July 14, 2011
Disclaimer: This blog was typed using a single space between all sentences.
You wouldn’t think that the number of spaces typed after a period would ignite such an intense debate in our office, but it does. In addition, each person boasts with a distinct certainty that they’re right – think passionately charged chest beating with mild snarling.
Modern typographers tend to favor the one-space rule. Major style guides like the Modern Language Association Style Manual and the Chicago Manual of Style advise using a single space after a period. While the Publications Manual of American Psychological Association allows for two spaces in drafts, it still suggests one space in published work.
After some quick research, I discovered the issue became widespread with the introduction of the manual typewriter and its use of monospaced type, which dictates that every character occupy an equal amount of horizontal space. The result of monospaced type was uneven looking text and seas of white space between characters. Thus, the adoption of the two-space rule offered easier readability when typing with a manual typewriter. When electric typewriters and PCs (or Macs) debuted with proportional fonts, a modern and easier to read type, it eliminated the need for an extra space. But old habits are hard to break for some.
The readability argument is definitely debatable. And quite amusingly, people do argue over it. Just ask one of us at HMA! Aesthetics is typically the most commonly cited reason and generally the better argument. One space is much simpler and visually pleasing. Plus, it requires less work and wastes less paper (sustainable marketing, anyone?). A page congested with two spaces between each sentence looks wrong and stands out as an error to me.
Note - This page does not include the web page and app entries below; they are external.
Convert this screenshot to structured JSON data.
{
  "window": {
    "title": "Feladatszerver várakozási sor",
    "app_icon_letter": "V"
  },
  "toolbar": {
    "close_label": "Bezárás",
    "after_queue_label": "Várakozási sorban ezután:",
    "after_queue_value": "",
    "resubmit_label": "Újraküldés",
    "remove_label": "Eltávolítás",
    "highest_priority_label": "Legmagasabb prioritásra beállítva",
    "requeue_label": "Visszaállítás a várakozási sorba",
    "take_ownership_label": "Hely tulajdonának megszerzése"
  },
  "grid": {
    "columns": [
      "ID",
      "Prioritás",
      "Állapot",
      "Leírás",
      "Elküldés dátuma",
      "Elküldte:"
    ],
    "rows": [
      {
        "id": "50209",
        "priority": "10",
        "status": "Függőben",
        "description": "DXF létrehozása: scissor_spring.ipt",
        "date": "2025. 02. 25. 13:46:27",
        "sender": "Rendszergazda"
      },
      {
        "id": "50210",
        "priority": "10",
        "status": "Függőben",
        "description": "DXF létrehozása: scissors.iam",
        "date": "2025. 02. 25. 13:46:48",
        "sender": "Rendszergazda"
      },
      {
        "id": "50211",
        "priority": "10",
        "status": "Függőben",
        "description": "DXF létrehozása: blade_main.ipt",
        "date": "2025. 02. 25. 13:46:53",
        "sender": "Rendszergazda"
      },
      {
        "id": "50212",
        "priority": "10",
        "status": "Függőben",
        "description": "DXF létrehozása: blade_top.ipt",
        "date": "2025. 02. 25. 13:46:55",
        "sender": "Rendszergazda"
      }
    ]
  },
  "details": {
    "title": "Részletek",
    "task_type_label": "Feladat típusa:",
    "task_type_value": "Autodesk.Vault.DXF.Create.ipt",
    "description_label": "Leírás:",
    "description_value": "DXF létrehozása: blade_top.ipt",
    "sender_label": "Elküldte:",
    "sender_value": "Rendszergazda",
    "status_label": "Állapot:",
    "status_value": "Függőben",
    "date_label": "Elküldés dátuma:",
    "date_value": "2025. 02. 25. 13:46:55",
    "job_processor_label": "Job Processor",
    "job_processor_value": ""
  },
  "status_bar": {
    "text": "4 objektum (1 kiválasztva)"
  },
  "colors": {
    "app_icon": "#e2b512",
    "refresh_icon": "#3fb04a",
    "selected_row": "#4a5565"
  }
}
Conversely, I’ve heard the exact same argument for two spaces, but who’s right and who’s wrong? And which do you prefer? One space or two?